Saturday: Phrasal Doubling and Assimilation

Today we explore the concept of phrasal doubling or raddoppiamento fonosintattico. This phenomenon occurs in the Italian language chiefly as a homage to its Latin roots, or as the kids say nowadays, “we got the receipts.” As Latin morphed into Italian, we see both that spelling changes AND that there’s a lasting effect on pronunciation. Many of the double consonants that we see spelled out are the evolution/ assimilation of consonant clusters from Latin:

octo /kt/ → otto
saxum /ks/ → sasso
somno /mn/ → sonno

There are four consonants that auto-double —

  • sc
  • gn,
  • gl,
  • z/zz either voiced (dz) or unvoiced (ts).

    These are ‘receipts’ from Latin:

lasciare /ʃ:ʃ/ is from Latin laxare /ks/
regno /ɲ:ɲ/ <L regnum /ɲ/
figlio /ʎ:ʎ/ <L filius /l/
azione /t:ts/ <L actus /kt/
olezzo /d:dz/ <L olidus /l/

The same influence from Latin is what causes the phenomenon of phrasal doubling – where there were more consonant sounds between words in Latin, the Italians preserved this effect by doubling the initial consonant after certain words, falling into the groups of

  • WORDS THAT CAUSE DOUBLING AFTER
    • strong/tonic one-syllable words or one-syllable words with a written accent (examples: a, che, chi, tu, sé)
    • polysyllabic words with stress on the final syllable (examples: beltà, perché, caffè, saprò, cantò, Città del Capo 🇿🇦)
    • five ‘piano’ words (come, contra, qualche, d/ove, sopra/sovra)
  • WORDS THAT CAUSE DOUBLING BEFORE
    • Religious names preceded by vowel (Dio: /od:dio/, /miod:dio/; dei, dee, dea)
    • Certain fixed names (Maria, etc.)

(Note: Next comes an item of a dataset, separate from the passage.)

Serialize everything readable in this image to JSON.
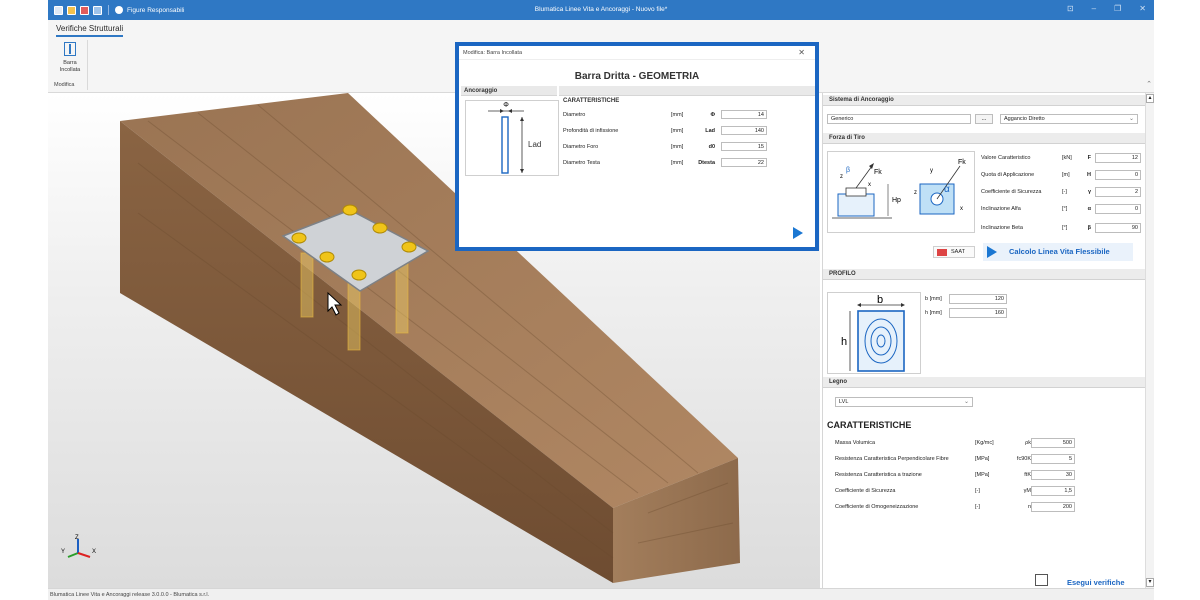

Often these phrasal doublings are spelled out, especially in the Italian we are accustomed to seeing in libretti:

  • a presto → appresto, a bastanza → abbastanza
  • da vero → davvero, da che → dacché
  • è vero → evvero
  • chi sa → chissà
  • lo saprò → (saprò lo) → saprollo (future tense)
  • mi mancò → (mancò mi) → mancommi (passato remoto)

Oh, and another thing…ASSIMILATION
We see patterns of assimilation in written Italian that reflect pronunciation. For example:

  • in-(not)+mobile = immobile
  • Gian+Battista = Giambattista

We must learn also to recognize those patterns when they are not written out but are honored in pronunciation:

  • un bacio /umbatʃo/, in petto /impɛt:to/
  • invece [iɱvetʃe], conforto /koɱfɔrto/ This sound is what we call a “chipmunk M/N” The mouth is in the position for V but it is a nasal consonant.

Attached is a phrasal doubling cheat sheet for you to save to your camera roll, as well as the phrasal doublings for the Vaccai lessons we have completed. Appresto..

Phrasal Doubling Cheat Sheet
Don’t miss your phrasal doublings!